EXERCISE INPUT:
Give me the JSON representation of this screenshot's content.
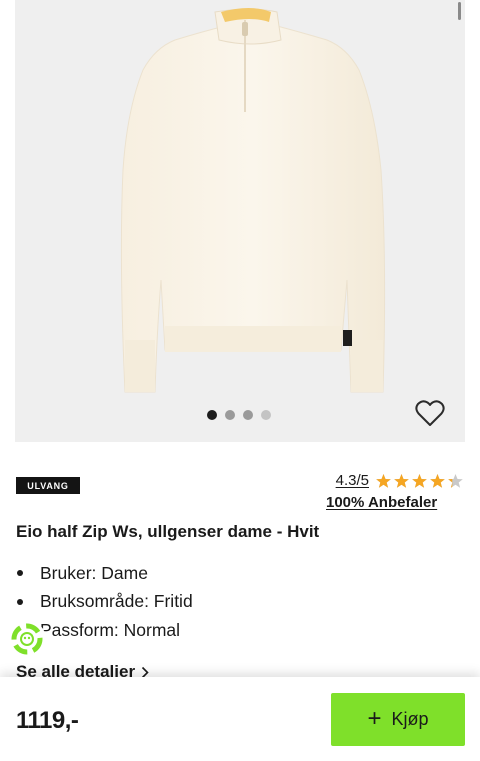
{
  "product": {
    "brand": "ULVANG",
    "title": "Eio half Zip Ws, ullgenser dame - Hvit",
    "rating": "4.3/5",
    "rating_score": 4.3,
    "rating_max": 5,
    "recommend": "100% Anbefaler",
    "specs": [
      "Bruker: Dame",
      "Bruksområde: Fritid",
      "Passform: Normal"
    ],
    "details_link": "Se alle detaljer",
    "price": "1119,-"
  },
  "gallery": {
    "image_count": 4,
    "active_index": 0
  },
  "actions": {
    "buy_label": "Kjøp"
  },
  "colors": {
    "buy_button": "#7fe02a",
    "star": "#f5a623",
    "brand_badge": "#141414",
    "gallery_bg": "#efefef"
  },
  "icons": [
    "heart-icon",
    "star-icon",
    "chevron-right-icon",
    "plus-icon",
    "chat-icon"
  ]
}
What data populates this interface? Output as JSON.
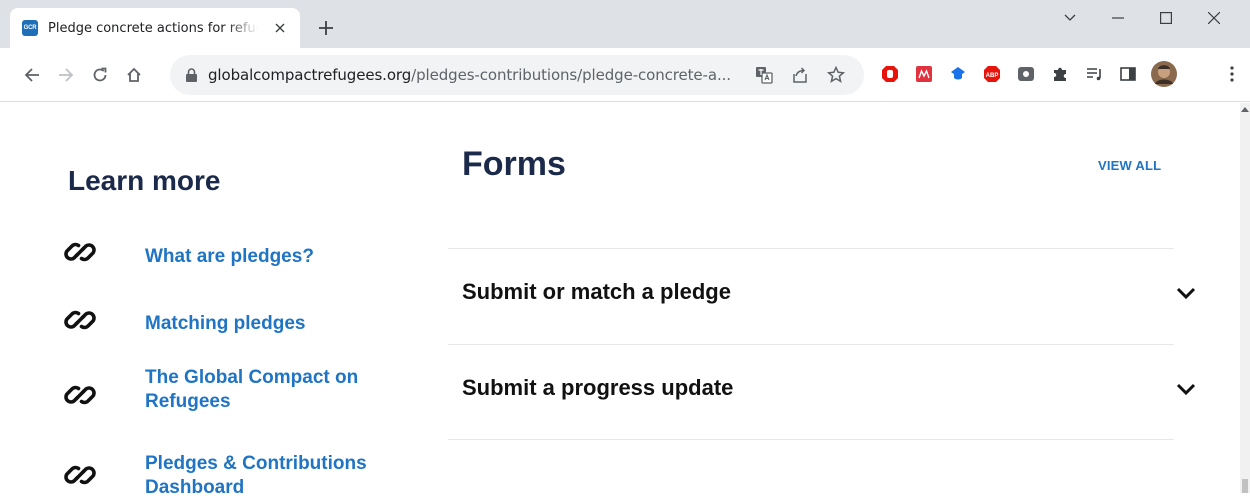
{
  "browser": {
    "tab_title": "Pledge concrete actions for refugees",
    "favicon_text": "GCR",
    "url_domain": "globalcompactrefugees.org",
    "url_path": "/pledges-contributions/pledge-concrete-a..."
  },
  "sidebar": {
    "heading": "Learn more",
    "items": [
      {
        "label": "What are pledges?"
      },
      {
        "label": "Matching pledges"
      },
      {
        "label": "The Global Compact on Refugees"
      },
      {
        "label": "Pledges & Contributions Dashboard"
      }
    ]
  },
  "forms": {
    "heading": "Forms",
    "view_all": "VIEW ALL",
    "items": [
      {
        "label": "Submit or match a pledge"
      },
      {
        "label": "Submit a progress update"
      }
    ]
  },
  "colors": {
    "heading": "#1b2a4a",
    "link": "#1f74c4",
    "tabstrip": "#dee1e6"
  }
}
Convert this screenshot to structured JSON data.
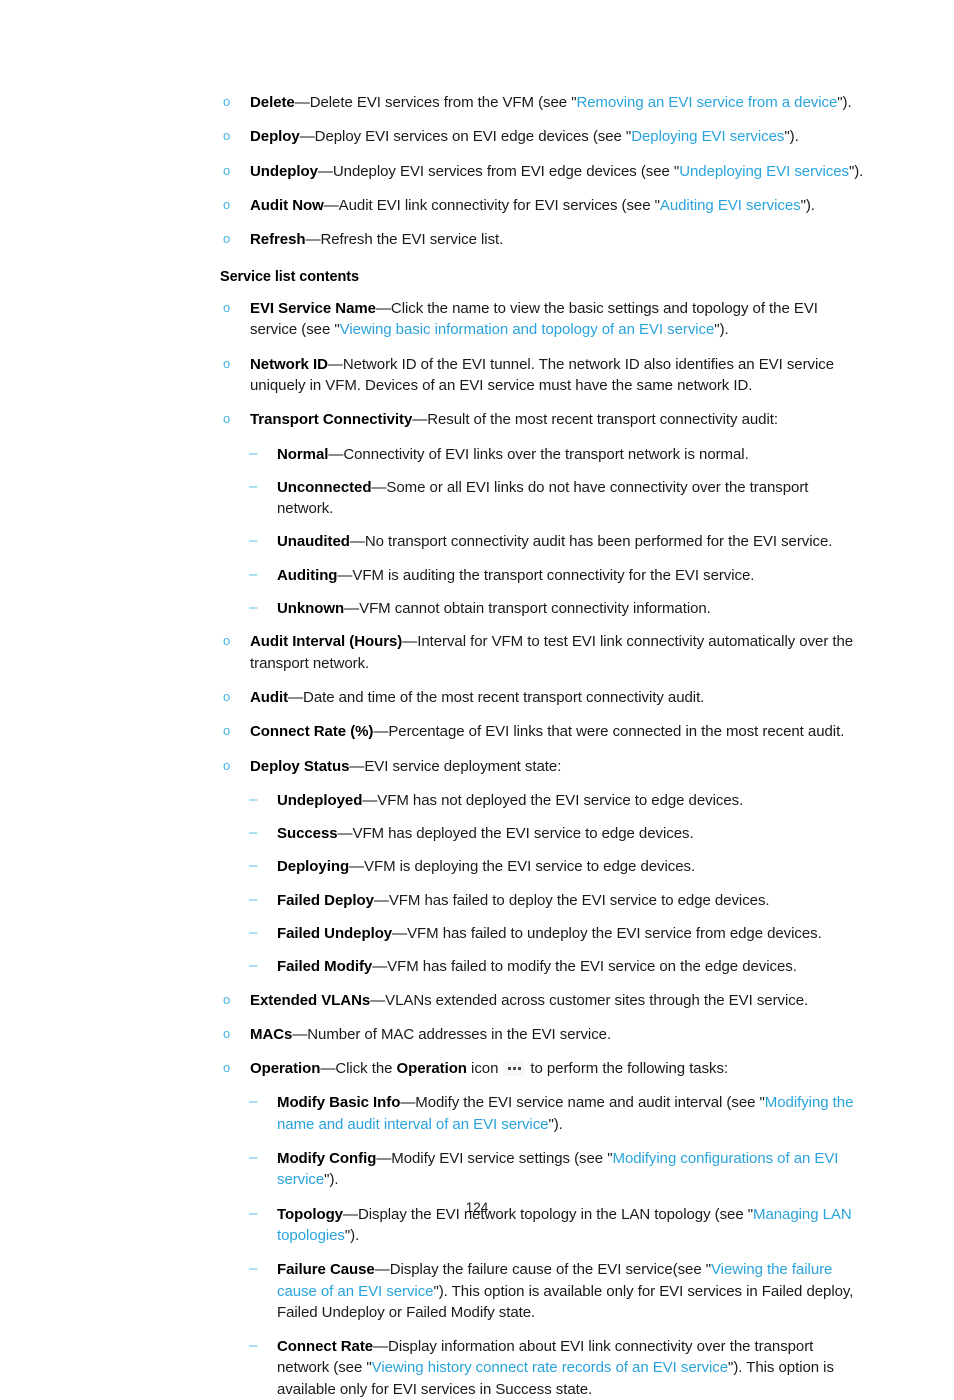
{
  "document": {
    "page_number": "124",
    "link_color": "#29a3dc",
    "bullet_color": "#3cb4e5",
    "dash_color": "#59c0e8"
  },
  "toolbar_items": [
    {
      "term": "Delete",
      "dash": "—",
      "text_before": "Delete EVI services from the VFM (see \"",
      "link": "Removing an EVI service from a device",
      "text_after": "\")."
    },
    {
      "term": "Deploy",
      "dash": "—",
      "text_before": "Deploy EVI services on EVI edge devices (see \"",
      "link": "Deploying EVI services",
      "text_after": "\")."
    },
    {
      "term": "Undeploy",
      "dash": "—",
      "text_before": "Undeploy EVI services from EVI edge devices (see \"",
      "link": "Undeploying EVI services",
      "text_after": "\")."
    },
    {
      "term": "Audit Now",
      "dash": "—",
      "text_before": "Audit EVI link connectivity for EVI services (see \"",
      "link": "Auditing EVI services",
      "text_after": "\")."
    },
    {
      "term": "Refresh",
      "dash": "—",
      "text_before": "Refresh the EVI service list.",
      "link": "",
      "text_after": ""
    }
  ],
  "service_list": {
    "heading": "Service list contents",
    "evi_service_name": {
      "term": "EVI Service Name",
      "dash": "—",
      "text_before": "Click the name to view the basic settings and topology of the EVI service (see \"",
      "link": "Viewing basic information and topology of an EVI service",
      "text_after": "\")."
    },
    "network_id": {
      "term": "Network ID",
      "dash": "—",
      "text": "Network ID of the EVI tunnel. The network ID also identifies an EVI service uniquely in VFM. Devices of an EVI service must have the same network ID."
    },
    "transport_connectivity": {
      "term": "Transport Connectivity",
      "dash": "—",
      "text": "Result of the most recent transport connectivity audit:",
      "states": [
        {
          "term": "Normal",
          "dash": "—",
          "text": "Connectivity of EVI links over the transport network is normal."
        },
        {
          "term": "Unconnected",
          "dash": "—",
          "text": "Some or all EVI links do not have connectivity over the transport network."
        },
        {
          "term": "Unaudited",
          "dash": "—",
          "text": "No transport connectivity audit has been performed for the EVI service."
        },
        {
          "term": "Auditing",
          "dash": "—",
          "text": "VFM is auditing the transport connectivity for the EVI service."
        },
        {
          "term": "Unknown",
          "dash": "—",
          "text": "VFM cannot obtain transport connectivity information."
        }
      ]
    },
    "audit_interval": {
      "term": "Audit Interval (Hours)",
      "dash": "—",
      "text": "Interval for VFM to test EVI link connectivity automatically over the transport network."
    },
    "audit": {
      "term": "Audit",
      "dash": "—",
      "text": "Date and time of the most recent transport connectivity audit."
    },
    "connect_rate": {
      "term": "Connect Rate (%)",
      "dash": "—",
      "text": "Percentage of EVI links that were connected in the most recent audit."
    },
    "deploy_status": {
      "term": "Deploy Status",
      "dash": "—",
      "text": "EVI service deployment state:",
      "states": [
        {
          "term": "Undeployed",
          "dash": "—",
          "text": "VFM has not deployed the EVI service to edge devices."
        },
        {
          "term": "Success",
          "dash": "—",
          "text": "VFM has deployed the EVI service to edge devices."
        },
        {
          "term": "Deploying",
          "dash": "—",
          "text": "VFM is deploying the EVI service to edge devices."
        },
        {
          "term": "Failed Deploy",
          "dash": "—",
          "text": "VFM has failed to deploy the EVI service to edge devices."
        },
        {
          "term": "Failed Undeploy",
          "dash": "—",
          "text": "VFM has failed to undeploy the EVI service from edge devices."
        },
        {
          "term": "Failed Modify",
          "dash": "—",
          "text": "VFM has failed to modify the EVI service on the edge devices."
        }
      ]
    },
    "extended_vlans": {
      "term": "Extended VLANs",
      "dash": "—",
      "text": "VLANs extended across customer sites through the EVI service."
    },
    "macs": {
      "term": "MACs",
      "dash": "—",
      "text": "Number of MAC addresses in the EVI service."
    },
    "operation": {
      "term": "Operation",
      "dash": "—",
      "text_before": "Click the ",
      "term_inline": "Operation",
      "text_mid": " icon",
      "icon": "ellipsis-icon",
      "text_after": "to perform the following tasks:",
      "tasks": [
        {
          "term": "Modify Basic Info",
          "dash": "—",
          "text_before": "Modify the EVI service name and audit interval (see \"",
          "link": "Modifying the name and audit interval of an EVI service",
          "text_after": "\").",
          "text_tail": ""
        },
        {
          "term": "Modify Config",
          "dash": "—",
          "text_before": "Modify EVI service settings (see \"",
          "link": "Modifying configurations of an EVI service",
          "text_after": "\").",
          "text_tail": ""
        },
        {
          "term": "Topology",
          "dash": "—",
          "text_before": "Display the EVI network topology in the LAN topology (see \"",
          "link": "Managing LAN topologies",
          "text_after": "\").",
          "text_tail": ""
        },
        {
          "term": "Failure Cause",
          "dash": "—",
          "text_before": "Display the failure cause of the EVI service(see \"",
          "link": "Viewing the failure cause of an EVI service",
          "text_after": "\").",
          "text_tail": " This option is available only for EVI services in Failed deploy, Failed Undeploy or Failed Modify state."
        },
        {
          "term": "Connect Rate",
          "dash": "—",
          "text_before": "Display information about EVI link connectivity over the transport network (see \"",
          "link": "Viewing history connect rate records of an EVI service",
          "text_after": "\").",
          "text_tail": " This option is available only for EVI services in Success state."
        }
      ]
    }
  }
}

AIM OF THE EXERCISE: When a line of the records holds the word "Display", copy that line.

YOUR RESPONSE:
          "text_before": "Display the EVI network topology in the LAN topology (see \"",
          "text_before": "Display the failure cause of the EVI service(see \"",
          "text_before": "Display information about EVI link connectivity over the transport network (see \"",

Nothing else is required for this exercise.